The problem is the skills these jobs demand aren’t taught in school. You can get a four-year education and not have the grit, growth-mindset, and creativity these jobs require.
5. In the Hiring Game, You Can Lose to People without Degrees
Let’s say you have a degree in journalism, and you want to be a copywriter.
Here’s what a copywriting job offer looks like.
The qualifications for the job? Experience. That’s it.
This means a non-degree holder has as much chance as you of grabbing this job. It all boils down to who’s a better writer.
What Alternatives Can You Take Instead of Going to College?
Not going to college doesn’t mean you’ll sit around and wait for an amazing job to drop into your lap.
There are other sure-fire ways to increase your chances of getting an exciting, profitable job without wasting years on campus and incurring thousands of dollars in debt.
1. Dive into the Tons of Free Content Online
The web is packed with blogs, webinars, podcasts, and live shows created by experts in different industries. You can basically pick experts’ brains on any topic you want to gain in-depth knowledge on.
Here are three educational podcasts you should listen to:
Looking for free online courses to boost your learning and expertise? Try these three:
2. Join an Immersion Program
Earlier, I mentioned Dr. Ai Addyson-Zhang’s Classroom without Walls. If you want to meet experts and mentors from around the world and benefit from a holistic education, this 3-month program is the one for you.
3. Take the Content Strategy and Marketing Course
A career as a content strategist is amazing. When you work in content strategy, you’ll:
- Become part of a $412.88 billion industry. This means no unemployment or shortage of jobs for you.
- Work on your own terms and create your own schedule.
- Get paid more than the average yearly salary in the U.S.
The good news is you don’t need a degree to learn all the skills you need to make it as a competent content strategist.
All you need is my 6-week course. Here’s a sneak peak into what you can get from the course.
- Learn the basics of content strategy, including how to find your brand’s content differentiation factor.
- Discover your audience’s needs and desires, then create personas so you always speak to them on a deep, personal level.
- Dive into the fundamentals of SEO, so your content is always optimized.
- Establish your authority online.
- Create solid content that’s consistent, high-quality, and buyer-focused.
- Learn secrets on budgeting for content and how to promote and maintain your content.
Here’s how students have benefited from the Content Strategy and Marketing course.
Is College Worth the Cost for You?
These days, the answer to this question is not a hands-down “yes.”
College costs are soaring. Student loan debts are next only to home loans. And having a degree doesn’t guarantee you the security of a job.

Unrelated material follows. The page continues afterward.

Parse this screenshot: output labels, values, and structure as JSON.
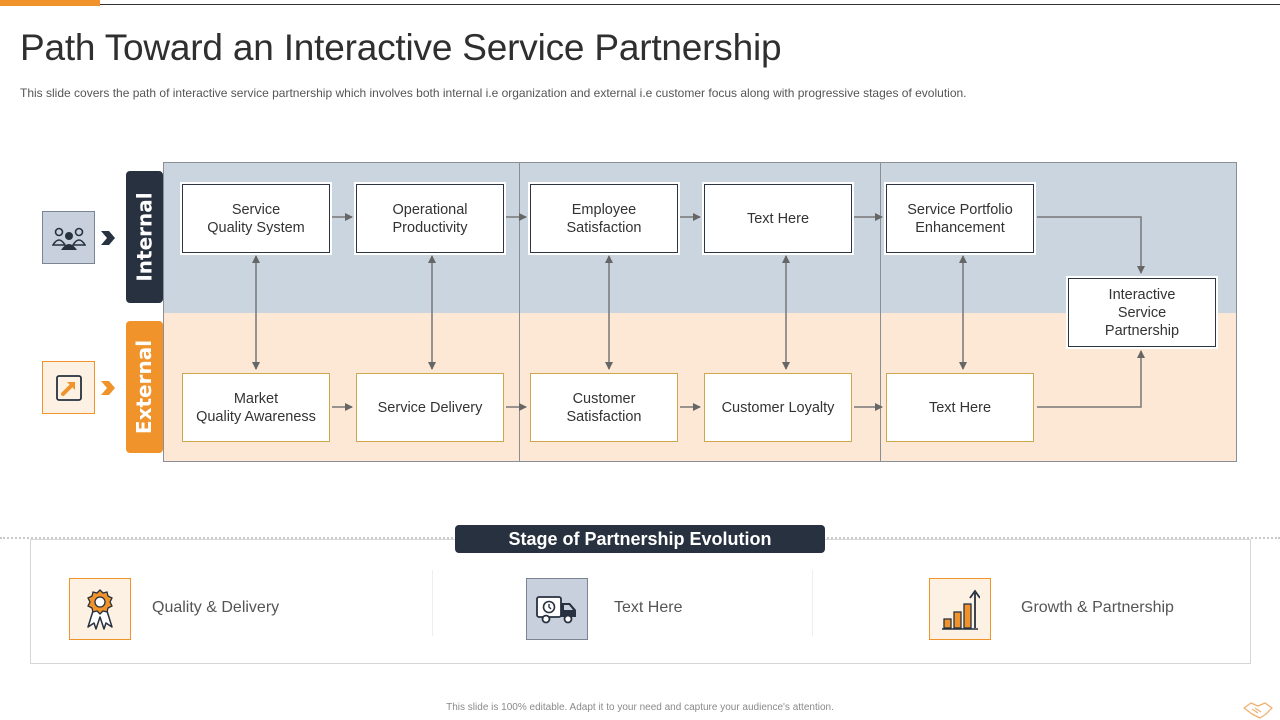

The key is to sit down and think about it before committing to a four-year course. Evaluate the pros and cons of college. Consider alternatives that are cheaper and take a shorter time to complete. Determine your dream career.
Only then will you know whether college is worth the cost for you.